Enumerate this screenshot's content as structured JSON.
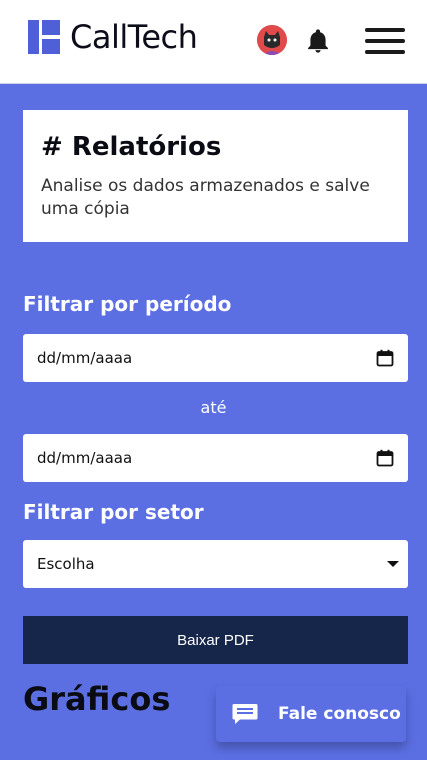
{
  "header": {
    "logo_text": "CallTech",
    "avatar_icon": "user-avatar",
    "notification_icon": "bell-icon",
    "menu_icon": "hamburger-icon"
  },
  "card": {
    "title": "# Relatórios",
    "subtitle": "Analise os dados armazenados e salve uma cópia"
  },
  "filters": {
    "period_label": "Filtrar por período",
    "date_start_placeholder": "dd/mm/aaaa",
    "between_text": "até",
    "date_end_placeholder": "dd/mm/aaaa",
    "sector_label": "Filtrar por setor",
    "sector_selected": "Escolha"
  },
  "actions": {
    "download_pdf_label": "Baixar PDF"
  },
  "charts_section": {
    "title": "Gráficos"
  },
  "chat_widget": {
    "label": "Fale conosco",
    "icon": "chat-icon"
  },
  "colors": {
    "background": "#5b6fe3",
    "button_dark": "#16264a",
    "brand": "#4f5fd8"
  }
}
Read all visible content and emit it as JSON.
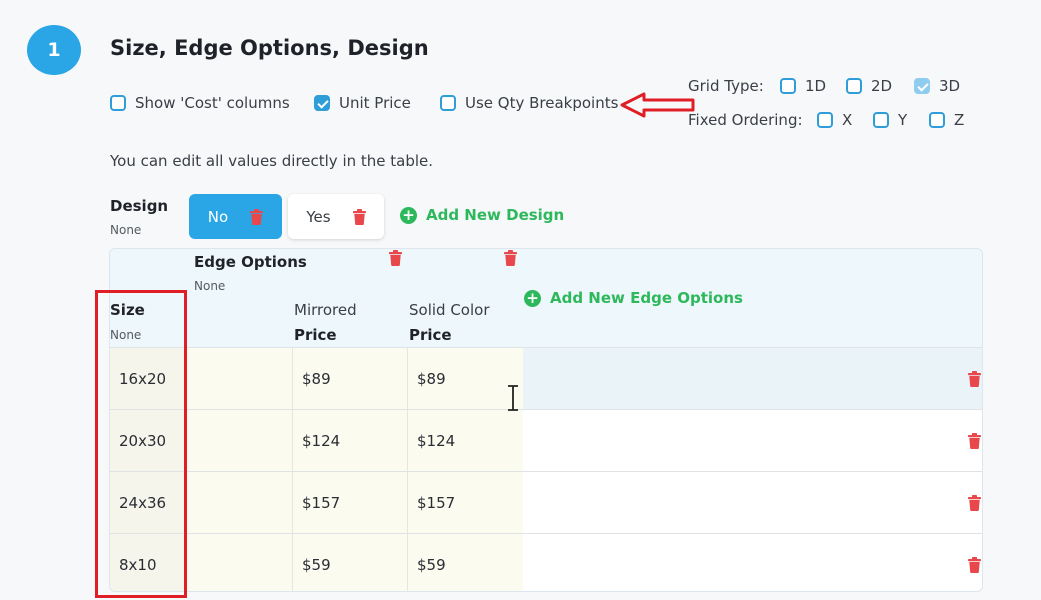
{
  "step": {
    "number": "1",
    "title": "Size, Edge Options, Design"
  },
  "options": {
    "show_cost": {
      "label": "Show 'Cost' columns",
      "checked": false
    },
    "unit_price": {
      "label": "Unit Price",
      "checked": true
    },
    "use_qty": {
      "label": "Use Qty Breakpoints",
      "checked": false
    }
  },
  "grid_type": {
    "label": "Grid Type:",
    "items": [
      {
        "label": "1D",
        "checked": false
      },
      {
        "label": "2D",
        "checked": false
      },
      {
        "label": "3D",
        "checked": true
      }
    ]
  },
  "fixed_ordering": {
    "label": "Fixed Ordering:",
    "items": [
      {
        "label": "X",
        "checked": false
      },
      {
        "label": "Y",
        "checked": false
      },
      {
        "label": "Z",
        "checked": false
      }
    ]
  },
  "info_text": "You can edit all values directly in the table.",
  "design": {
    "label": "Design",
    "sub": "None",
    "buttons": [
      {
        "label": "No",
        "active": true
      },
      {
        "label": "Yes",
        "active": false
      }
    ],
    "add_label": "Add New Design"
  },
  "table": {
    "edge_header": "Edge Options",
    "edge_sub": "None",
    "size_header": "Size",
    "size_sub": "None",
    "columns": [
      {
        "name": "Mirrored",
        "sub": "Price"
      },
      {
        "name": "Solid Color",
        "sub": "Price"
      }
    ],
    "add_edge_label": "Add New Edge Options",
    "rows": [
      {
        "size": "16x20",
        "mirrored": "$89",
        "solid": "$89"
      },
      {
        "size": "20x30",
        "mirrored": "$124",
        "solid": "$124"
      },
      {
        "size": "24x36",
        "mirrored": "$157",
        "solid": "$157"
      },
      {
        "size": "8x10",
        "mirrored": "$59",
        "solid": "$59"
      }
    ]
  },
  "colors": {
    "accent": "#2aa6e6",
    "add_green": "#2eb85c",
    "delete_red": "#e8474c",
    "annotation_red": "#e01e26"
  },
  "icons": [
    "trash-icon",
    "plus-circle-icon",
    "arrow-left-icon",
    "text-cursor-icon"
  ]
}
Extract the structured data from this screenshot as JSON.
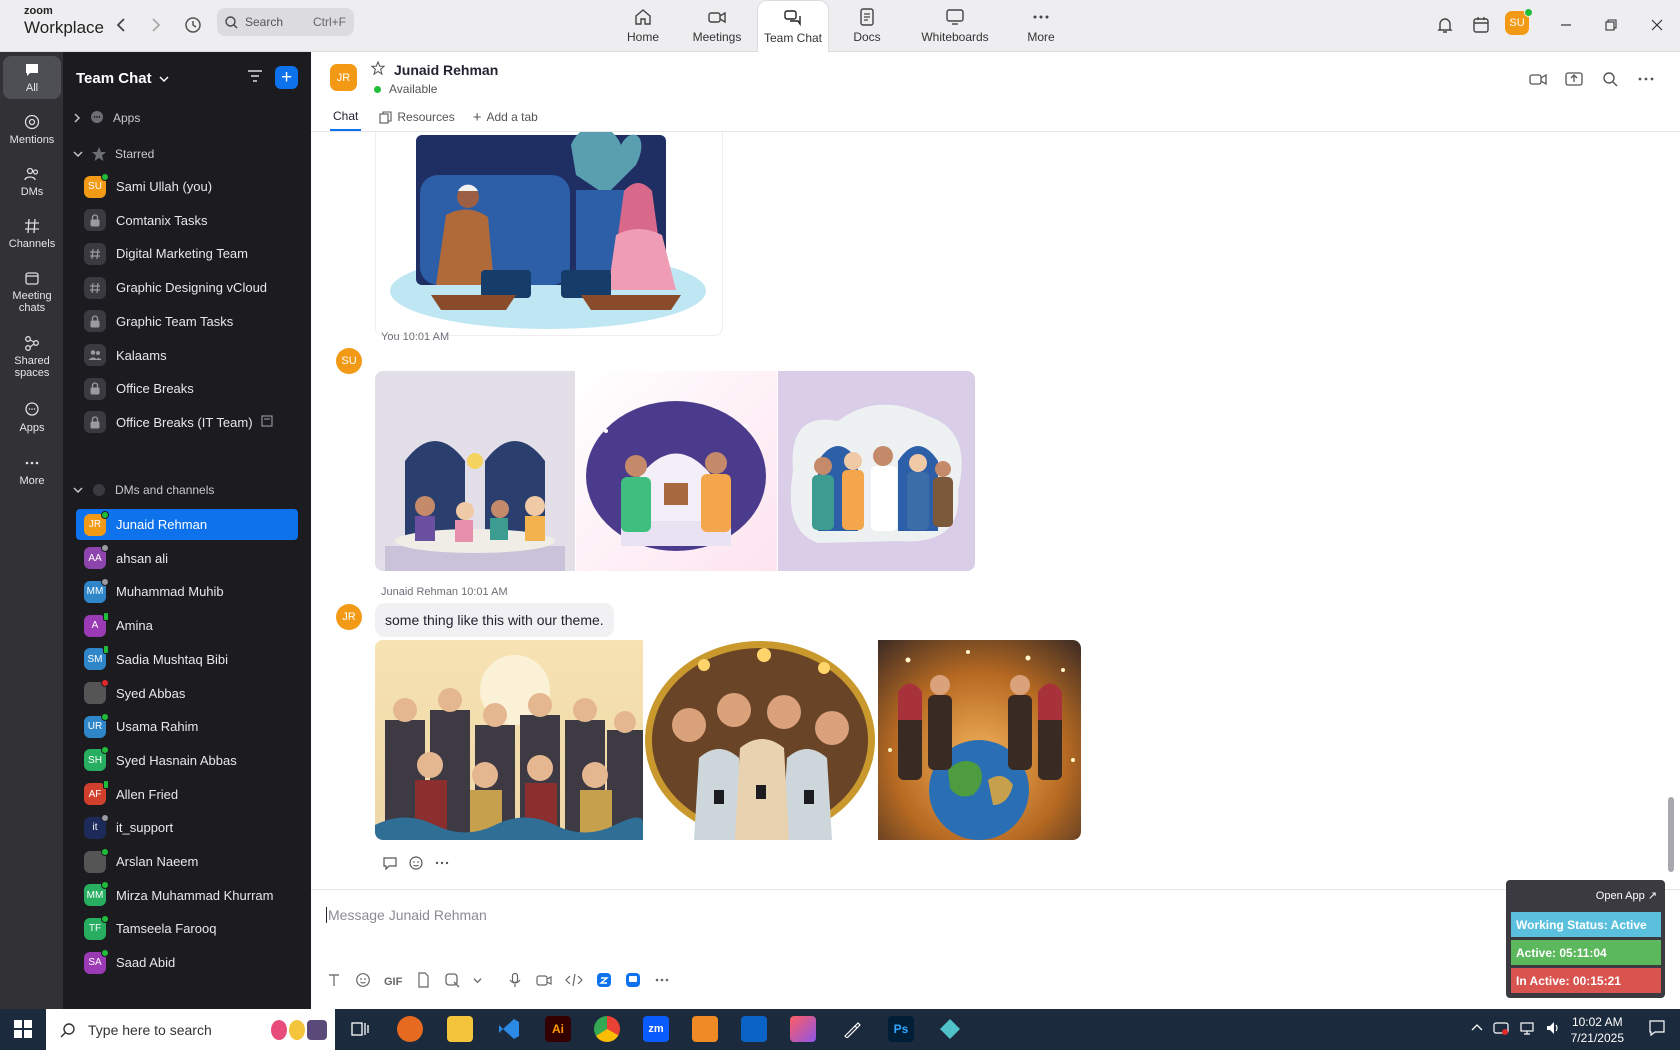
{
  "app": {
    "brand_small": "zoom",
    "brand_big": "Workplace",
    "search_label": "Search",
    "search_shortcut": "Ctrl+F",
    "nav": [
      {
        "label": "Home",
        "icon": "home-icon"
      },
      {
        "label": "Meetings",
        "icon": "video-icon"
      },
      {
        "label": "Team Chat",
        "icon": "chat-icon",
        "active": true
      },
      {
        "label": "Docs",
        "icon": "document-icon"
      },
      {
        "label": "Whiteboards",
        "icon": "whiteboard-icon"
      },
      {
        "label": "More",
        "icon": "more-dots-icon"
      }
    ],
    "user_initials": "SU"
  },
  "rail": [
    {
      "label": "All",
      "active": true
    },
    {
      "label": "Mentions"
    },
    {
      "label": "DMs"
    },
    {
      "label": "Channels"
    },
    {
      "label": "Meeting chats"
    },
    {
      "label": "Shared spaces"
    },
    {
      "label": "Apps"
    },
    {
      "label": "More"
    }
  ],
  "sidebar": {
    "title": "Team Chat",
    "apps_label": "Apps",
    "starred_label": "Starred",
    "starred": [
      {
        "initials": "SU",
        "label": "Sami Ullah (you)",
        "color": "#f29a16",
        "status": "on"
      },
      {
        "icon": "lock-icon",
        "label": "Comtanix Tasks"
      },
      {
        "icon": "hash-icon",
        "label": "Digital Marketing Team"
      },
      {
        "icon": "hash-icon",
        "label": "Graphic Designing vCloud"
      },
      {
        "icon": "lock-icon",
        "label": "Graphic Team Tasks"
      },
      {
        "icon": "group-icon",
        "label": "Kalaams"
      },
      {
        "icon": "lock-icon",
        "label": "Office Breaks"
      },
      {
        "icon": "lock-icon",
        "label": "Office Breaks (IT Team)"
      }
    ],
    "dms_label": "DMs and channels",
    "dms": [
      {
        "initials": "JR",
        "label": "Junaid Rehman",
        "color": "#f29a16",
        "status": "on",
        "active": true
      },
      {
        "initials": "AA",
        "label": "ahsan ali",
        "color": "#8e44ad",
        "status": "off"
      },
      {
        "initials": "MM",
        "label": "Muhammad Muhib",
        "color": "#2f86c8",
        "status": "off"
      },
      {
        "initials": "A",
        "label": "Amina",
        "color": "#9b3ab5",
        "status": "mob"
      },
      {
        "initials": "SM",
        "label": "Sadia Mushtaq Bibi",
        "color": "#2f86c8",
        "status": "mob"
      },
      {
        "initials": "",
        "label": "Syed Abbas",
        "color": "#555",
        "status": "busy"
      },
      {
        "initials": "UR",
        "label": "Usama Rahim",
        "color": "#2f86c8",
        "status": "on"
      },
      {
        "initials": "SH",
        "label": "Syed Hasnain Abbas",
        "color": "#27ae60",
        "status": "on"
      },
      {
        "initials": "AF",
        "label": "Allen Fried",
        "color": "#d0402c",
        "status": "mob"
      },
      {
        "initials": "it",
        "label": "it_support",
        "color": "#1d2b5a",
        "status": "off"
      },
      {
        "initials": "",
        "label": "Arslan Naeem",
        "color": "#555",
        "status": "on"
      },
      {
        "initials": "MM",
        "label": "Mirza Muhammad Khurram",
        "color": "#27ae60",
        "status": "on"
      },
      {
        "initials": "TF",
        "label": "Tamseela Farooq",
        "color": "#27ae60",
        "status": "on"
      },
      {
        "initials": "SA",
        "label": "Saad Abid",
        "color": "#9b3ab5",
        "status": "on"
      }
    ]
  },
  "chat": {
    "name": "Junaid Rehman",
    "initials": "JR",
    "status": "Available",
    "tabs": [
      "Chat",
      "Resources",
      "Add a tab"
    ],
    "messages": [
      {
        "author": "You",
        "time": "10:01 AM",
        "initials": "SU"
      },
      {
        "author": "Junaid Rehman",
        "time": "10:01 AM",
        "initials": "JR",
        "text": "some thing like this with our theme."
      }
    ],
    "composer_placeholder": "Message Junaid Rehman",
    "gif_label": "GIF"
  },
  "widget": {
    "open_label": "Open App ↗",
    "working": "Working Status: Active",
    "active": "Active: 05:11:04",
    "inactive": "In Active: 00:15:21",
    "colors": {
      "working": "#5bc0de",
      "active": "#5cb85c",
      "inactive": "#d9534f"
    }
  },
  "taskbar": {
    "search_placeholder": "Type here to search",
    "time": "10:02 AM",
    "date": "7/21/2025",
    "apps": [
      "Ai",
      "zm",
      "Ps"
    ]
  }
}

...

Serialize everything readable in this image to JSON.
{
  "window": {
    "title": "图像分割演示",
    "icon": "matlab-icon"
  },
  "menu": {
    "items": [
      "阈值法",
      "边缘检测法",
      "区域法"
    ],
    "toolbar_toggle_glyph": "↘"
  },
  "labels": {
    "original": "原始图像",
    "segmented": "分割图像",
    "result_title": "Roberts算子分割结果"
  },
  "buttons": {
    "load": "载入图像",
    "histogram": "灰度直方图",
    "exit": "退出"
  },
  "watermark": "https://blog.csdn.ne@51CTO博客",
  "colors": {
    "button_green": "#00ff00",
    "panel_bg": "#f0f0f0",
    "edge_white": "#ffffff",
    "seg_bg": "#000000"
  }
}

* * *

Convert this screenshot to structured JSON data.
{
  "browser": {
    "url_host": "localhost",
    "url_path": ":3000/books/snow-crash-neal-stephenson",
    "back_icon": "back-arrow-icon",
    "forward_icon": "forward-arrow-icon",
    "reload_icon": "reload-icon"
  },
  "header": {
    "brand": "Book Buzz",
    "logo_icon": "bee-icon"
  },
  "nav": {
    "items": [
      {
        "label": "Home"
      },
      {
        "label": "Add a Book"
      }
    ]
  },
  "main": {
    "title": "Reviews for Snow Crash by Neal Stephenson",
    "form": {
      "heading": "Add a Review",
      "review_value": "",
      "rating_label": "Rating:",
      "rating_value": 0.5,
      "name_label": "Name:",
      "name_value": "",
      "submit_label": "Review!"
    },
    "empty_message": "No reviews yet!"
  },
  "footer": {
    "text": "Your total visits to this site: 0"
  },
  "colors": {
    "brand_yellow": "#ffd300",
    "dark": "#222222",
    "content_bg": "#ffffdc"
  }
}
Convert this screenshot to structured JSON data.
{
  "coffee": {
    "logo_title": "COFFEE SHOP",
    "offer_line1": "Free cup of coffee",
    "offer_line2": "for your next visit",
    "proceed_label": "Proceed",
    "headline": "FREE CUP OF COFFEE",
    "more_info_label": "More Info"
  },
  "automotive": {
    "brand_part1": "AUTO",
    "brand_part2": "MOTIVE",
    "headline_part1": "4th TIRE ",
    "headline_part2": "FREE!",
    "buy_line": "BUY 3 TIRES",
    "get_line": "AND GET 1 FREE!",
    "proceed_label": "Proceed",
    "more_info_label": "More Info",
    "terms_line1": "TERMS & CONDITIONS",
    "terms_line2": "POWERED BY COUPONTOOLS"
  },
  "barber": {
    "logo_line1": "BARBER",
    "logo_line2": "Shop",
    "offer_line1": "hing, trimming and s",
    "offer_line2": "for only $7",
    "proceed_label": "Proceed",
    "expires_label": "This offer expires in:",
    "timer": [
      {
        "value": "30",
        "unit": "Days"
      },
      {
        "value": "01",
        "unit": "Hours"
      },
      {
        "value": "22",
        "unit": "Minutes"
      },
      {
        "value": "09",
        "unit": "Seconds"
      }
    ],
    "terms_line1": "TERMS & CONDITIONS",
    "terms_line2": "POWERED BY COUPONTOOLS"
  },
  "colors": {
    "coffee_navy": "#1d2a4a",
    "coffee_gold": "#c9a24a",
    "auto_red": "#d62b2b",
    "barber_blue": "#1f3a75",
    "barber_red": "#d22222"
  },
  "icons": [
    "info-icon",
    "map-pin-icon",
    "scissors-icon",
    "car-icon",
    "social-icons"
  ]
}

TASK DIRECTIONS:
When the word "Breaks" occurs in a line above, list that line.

RESPONSE BELOW:
        "label": "Office Breaks"
        "label": "Office Breaks (IT Team)"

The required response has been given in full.